12 railguns mounted in six dual mounts. In the attached sketch A and B mounts are placed forward of the bridge while C, D, E and F mounts are located starting roughly amidships and extend back to the helicopter deck. Dual mounts are suggested since the large size of the capacitors that need to be located directly below each railgun will in practice utilize the full 120 feet of beam provided. Obviously if the capacitors are even larger than this, then single mounts will have to be employed. Let’s hope not as doubling up makes for a much more efficient ship class.
36 VLS tubes capable of a varying load out of ASW, SM-2, SM-6 and long-range strike missiles as the mission at hand calls for.
4 CIWS with one located in the bow, a pair port and starboard amidships and one aft, just behind F mount.
12 rolling missile launchers for close in defense. It will be no secret the CARN is in the task force so a substantial number of the incoming missiles will be using infrared targeting, either in place of, or as a supplement to radar. So adding half dozen rolling missile packs to port and another half a dozen to starboard will provide plenty of localized missile defenses for both the CARN and the task force as whole.
2 ISR drones if VTOL capable. None if VTOL capability is not available
2 Seahawk helicopters
This suggested list very deliberately reduces the VLS and ASW capabilities aboard to a bare minimum. Good ship design concentrates on the primary mission the class needs to accomplish. In the case of the CARN that is absolutely, positively AAW.
In the next article we will examine how adding UAVs, UUVs, Fire Scouts, buoys and railguns in quantity to the fleet can substantially enhance the Navy’s ability to survive in the increasingly hostile A2AD world of the 21st Century. Read Part Five here.

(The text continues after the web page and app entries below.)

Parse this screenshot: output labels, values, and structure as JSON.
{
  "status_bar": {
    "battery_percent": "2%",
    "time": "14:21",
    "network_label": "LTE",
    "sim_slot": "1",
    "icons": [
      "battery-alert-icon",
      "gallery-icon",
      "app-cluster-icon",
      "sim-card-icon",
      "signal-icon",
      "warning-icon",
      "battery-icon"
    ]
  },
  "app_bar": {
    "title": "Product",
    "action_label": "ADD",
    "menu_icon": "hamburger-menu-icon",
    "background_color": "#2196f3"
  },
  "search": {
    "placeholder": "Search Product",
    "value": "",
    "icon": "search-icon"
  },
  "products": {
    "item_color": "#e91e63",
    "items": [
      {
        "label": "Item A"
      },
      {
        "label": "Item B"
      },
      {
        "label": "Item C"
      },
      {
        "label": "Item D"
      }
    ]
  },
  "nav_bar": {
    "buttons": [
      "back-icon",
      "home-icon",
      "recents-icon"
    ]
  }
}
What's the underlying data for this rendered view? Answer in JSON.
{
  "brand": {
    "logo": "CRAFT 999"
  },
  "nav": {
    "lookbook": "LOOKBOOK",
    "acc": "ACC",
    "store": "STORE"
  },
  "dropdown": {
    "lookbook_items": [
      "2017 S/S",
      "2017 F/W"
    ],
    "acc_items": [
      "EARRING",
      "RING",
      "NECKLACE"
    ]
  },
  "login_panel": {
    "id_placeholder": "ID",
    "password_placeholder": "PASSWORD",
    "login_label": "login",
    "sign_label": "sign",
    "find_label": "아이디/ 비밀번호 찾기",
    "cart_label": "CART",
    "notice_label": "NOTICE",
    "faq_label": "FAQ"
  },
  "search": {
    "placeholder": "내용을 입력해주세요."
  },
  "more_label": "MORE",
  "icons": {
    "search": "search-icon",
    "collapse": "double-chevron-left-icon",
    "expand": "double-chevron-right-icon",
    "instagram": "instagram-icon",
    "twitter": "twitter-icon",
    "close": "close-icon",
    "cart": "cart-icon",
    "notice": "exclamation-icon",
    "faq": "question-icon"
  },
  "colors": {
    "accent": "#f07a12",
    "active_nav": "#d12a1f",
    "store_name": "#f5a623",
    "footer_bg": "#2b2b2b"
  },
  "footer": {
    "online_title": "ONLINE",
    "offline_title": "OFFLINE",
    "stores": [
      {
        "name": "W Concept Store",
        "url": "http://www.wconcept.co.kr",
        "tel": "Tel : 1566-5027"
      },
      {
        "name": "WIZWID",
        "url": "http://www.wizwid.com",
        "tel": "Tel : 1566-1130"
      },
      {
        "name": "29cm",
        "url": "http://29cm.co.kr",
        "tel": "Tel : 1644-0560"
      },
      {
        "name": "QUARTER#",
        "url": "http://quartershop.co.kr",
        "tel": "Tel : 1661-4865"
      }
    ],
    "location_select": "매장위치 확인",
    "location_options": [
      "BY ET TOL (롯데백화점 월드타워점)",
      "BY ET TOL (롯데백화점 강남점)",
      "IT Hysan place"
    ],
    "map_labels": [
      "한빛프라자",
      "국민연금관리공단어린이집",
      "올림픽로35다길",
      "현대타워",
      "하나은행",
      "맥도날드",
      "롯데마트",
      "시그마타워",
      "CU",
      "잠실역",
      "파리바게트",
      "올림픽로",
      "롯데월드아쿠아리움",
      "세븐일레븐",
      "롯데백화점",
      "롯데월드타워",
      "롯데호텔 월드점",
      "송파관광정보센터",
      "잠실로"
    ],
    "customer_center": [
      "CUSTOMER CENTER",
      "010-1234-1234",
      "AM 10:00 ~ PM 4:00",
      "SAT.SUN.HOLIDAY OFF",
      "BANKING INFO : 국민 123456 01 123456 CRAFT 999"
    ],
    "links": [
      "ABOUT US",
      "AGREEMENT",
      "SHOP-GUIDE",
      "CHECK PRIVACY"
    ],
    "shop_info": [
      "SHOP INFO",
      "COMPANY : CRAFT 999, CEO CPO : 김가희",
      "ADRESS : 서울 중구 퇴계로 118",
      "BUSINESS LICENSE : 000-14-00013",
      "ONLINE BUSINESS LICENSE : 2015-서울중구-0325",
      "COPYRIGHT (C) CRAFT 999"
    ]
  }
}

Jan Musil is a Vietnam era Navy veteran, disenchanted ex-corporate middle manager and long time entrepreneur currently working as an author of science fiction novels. He is also a long-standing student of navies in general, post-1930 ship construction thinking, design hopes versus actual results and fleet composition debates of the twentieth century.